(Input data)
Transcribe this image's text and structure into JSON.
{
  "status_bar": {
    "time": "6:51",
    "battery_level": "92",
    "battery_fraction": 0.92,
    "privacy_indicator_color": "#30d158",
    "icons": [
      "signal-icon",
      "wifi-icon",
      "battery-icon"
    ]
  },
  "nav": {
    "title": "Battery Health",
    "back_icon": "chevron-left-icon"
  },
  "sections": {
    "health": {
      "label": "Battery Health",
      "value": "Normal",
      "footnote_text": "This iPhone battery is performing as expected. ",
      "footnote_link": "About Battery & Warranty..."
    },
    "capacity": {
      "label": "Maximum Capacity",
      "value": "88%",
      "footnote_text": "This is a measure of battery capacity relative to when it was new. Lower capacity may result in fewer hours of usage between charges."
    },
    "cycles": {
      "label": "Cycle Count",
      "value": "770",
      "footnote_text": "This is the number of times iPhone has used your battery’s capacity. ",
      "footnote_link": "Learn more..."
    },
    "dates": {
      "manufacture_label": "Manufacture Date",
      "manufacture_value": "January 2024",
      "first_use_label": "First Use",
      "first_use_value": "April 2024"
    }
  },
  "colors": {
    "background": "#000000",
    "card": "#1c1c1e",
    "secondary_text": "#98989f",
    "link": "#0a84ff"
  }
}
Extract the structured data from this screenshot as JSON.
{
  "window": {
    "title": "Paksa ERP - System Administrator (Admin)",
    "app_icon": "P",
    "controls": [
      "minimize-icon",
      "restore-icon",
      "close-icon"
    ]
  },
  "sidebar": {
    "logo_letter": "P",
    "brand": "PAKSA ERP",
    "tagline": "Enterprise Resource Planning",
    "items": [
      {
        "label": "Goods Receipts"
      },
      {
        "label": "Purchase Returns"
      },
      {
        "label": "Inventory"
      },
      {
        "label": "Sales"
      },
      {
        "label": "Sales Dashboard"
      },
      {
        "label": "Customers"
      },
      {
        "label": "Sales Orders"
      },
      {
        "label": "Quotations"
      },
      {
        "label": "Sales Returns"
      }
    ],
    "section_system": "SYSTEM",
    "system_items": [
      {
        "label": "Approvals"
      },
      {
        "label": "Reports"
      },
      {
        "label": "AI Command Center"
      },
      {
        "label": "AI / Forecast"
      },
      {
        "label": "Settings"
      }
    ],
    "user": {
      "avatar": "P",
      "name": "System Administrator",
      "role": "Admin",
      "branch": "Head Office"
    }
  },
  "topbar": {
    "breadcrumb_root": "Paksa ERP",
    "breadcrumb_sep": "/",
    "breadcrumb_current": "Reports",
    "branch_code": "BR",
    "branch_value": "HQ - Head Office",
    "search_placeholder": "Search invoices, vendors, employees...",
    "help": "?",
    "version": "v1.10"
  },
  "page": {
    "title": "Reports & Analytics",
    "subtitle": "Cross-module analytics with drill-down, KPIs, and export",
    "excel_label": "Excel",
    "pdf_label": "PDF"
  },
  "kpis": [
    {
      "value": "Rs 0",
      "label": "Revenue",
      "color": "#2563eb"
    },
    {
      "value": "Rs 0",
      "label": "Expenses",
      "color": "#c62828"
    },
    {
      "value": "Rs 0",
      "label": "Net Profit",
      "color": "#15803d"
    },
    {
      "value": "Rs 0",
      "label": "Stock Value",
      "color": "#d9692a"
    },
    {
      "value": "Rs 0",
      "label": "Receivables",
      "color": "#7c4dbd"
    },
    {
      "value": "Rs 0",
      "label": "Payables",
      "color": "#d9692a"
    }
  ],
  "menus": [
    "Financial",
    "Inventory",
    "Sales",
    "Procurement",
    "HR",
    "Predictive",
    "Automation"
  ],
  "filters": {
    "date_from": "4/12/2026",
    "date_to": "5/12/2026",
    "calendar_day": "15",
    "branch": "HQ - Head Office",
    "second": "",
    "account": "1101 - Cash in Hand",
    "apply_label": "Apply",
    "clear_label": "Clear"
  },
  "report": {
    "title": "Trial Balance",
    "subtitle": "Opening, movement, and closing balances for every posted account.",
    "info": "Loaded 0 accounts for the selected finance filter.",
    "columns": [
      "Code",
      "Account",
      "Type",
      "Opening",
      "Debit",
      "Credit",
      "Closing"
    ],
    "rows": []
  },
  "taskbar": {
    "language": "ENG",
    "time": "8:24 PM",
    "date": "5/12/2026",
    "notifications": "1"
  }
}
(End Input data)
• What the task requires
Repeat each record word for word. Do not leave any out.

• Response to the task
Transcribe this image's text and structure into JSON.
{
  "status_bar": {
    "time": "6:51",
    "battery_level": "92",
    "battery_fraction": 0.92,
    "privacy_indicator_color": "#30d158",
    "icons": [
      "signal-icon",
      "wifi-icon",
      "battery-icon"
    ]
  },
  "nav": {
    "title": "Battery Health",
    "back_icon": "chevron-left-icon"
  },
  "sections": {
    "health": {
      "label": "Battery Health",
      "value": "Normal",
      "footnote_text": "This iPhone battery is performing as expected. ",
      "footnote_link": "About Battery & Warranty..."
    },
    "capacity": {
      "label": "Maximum Capacity",
      "value": "88%",
      "footnote_text": "This is a measure of battery capacity relative to when it was new. Lower capacity may result in fewer hours of usage between charges."
    },
    "cycles": {
      "label": "Cycle Count",
      "value": "770",
      "footnote_text": "This is the number of times iPhone has used your battery’s capacity. ",
      "footnote_link": "Learn more..."
    },
    "dates": {
      "manufacture_label": "Manufacture Date",
      "manufacture_value": "January 2024",
      "first_use_label": "First Use",
      "first_use_value": "April 2024"
    }
  },
  "colors": {
    "background": "#000000",
    "card": "#1c1c1e",
    "secondary_text": "#98989f",
    "link": "#0a84ff"
  }
}
Extract the structured data from this screenshot as JSON.
{
  "window": {
    "title": "Paksa ERP - System Administrator (Admin)",
    "app_icon": "P",
    "controls": [
      "minimize-icon",
      "restore-icon",
      "close-icon"
    ]
  },
  "sidebar": {
    "logo_letter": "P",
    "brand": "PAKSA ERP",
    "tagline": "Enterprise Resource Planning",
    "items": [
      {
        "label": "Goods Receipts"
      },
      {
        "label": "Purchase Returns"
      },
      {
        "label": "Inventory"
      },
      {
        "label": "Sales"
      },
      {
        "label": "Sales Dashboard"
      },
      {
        "label": "Customers"
      },
      {
        "label": "Sales Orders"
      },
      {
        "label": "Quotations"
      },
      {
        "label": "Sales Returns"
      }
    ],
    "section_system": "SYSTEM",
    "system_items": [
      {
        "label": "Approvals"
      },
      {
        "label": "Reports"
      },
      {
        "label": "AI Command Center"
      },
      {
        "label": "AI / Forecast"
      },
      {
        "label": "Settings"
      }
    ],
    "user": {
      "avatar": "P",
      "name": "System Administrator",
      "role": "Admin",
      "branch": "Head Office"
    }
  },
  "topbar": {
    "breadcrumb_root": "Paksa ERP",
    "breadcrumb_sep": "/",
    "breadcrumb_current": "Reports",
    "branch_code": "BR",
    "branch_value": "HQ - Head Office",
    "search_placeholder": "Search invoices, vendors, employees...",
    "help": "?",
    "version": "v1.10"
  },
  "page": {
    "title": "Reports & Analytics",
    "subtitle": "Cross-module analytics with drill-down, KPIs, and export",
    "excel_label": "Excel",
    "pdf_label": "PDF"
  },
  "kpis": [
    {
      "value": "Rs 0",
      "label": "Revenue",
      "color": "#2563eb"
    },
    {
      "value": "Rs 0",
      "label": "Expenses",
      "color": "#c62828"
    },
    {
      "value": "Rs 0",
      "label": "Net Profit",
      "color": "#15803d"
    },
    {
      "value": "Rs 0",
      "label": "Stock Value",
      "color": "#d9692a"
    },
    {
      "value": "Rs 0",
      "label": "Receivables",
      "color": "#7c4dbd"
    },
    {
      "value": "Rs 0",
      "label": "Payables",
      "color": "#d9692a"
    }
  ],
  "menus": [
    "Financial",
    "Inventory",
    "Sales",
    "Procurement",
    "HR",
    "Predictive",
    "Automation"
  ],
  "filters": {
    "date_from": "4/12/2026",
    "date_to": "5/12/2026",
    "calendar_day": "15",
    "branch": "HQ - Head Office",
    "second": "",
    "account": "1101 - Cash in Hand",
    "apply_label": "Apply",
    "clear_label": "Clear"
  },
  "report": {
    "title": "Trial Balance",
    "subtitle": "Opening, movement, and closing balances for every posted account.",
    "info": "Loaded 0 accounts for the selected finance filter.",
    "columns": [
      "Code",
      "Account",
      "Type",
      "Opening",
      "Debit",
      "Credit",
      "Closing"
    ],
    "rows": []
  },
  "taskbar": {
    "language": "ENG",
    "time": "8:24 PM",
    "date": "5/12/2026",
    "notifications": "1"
  }
}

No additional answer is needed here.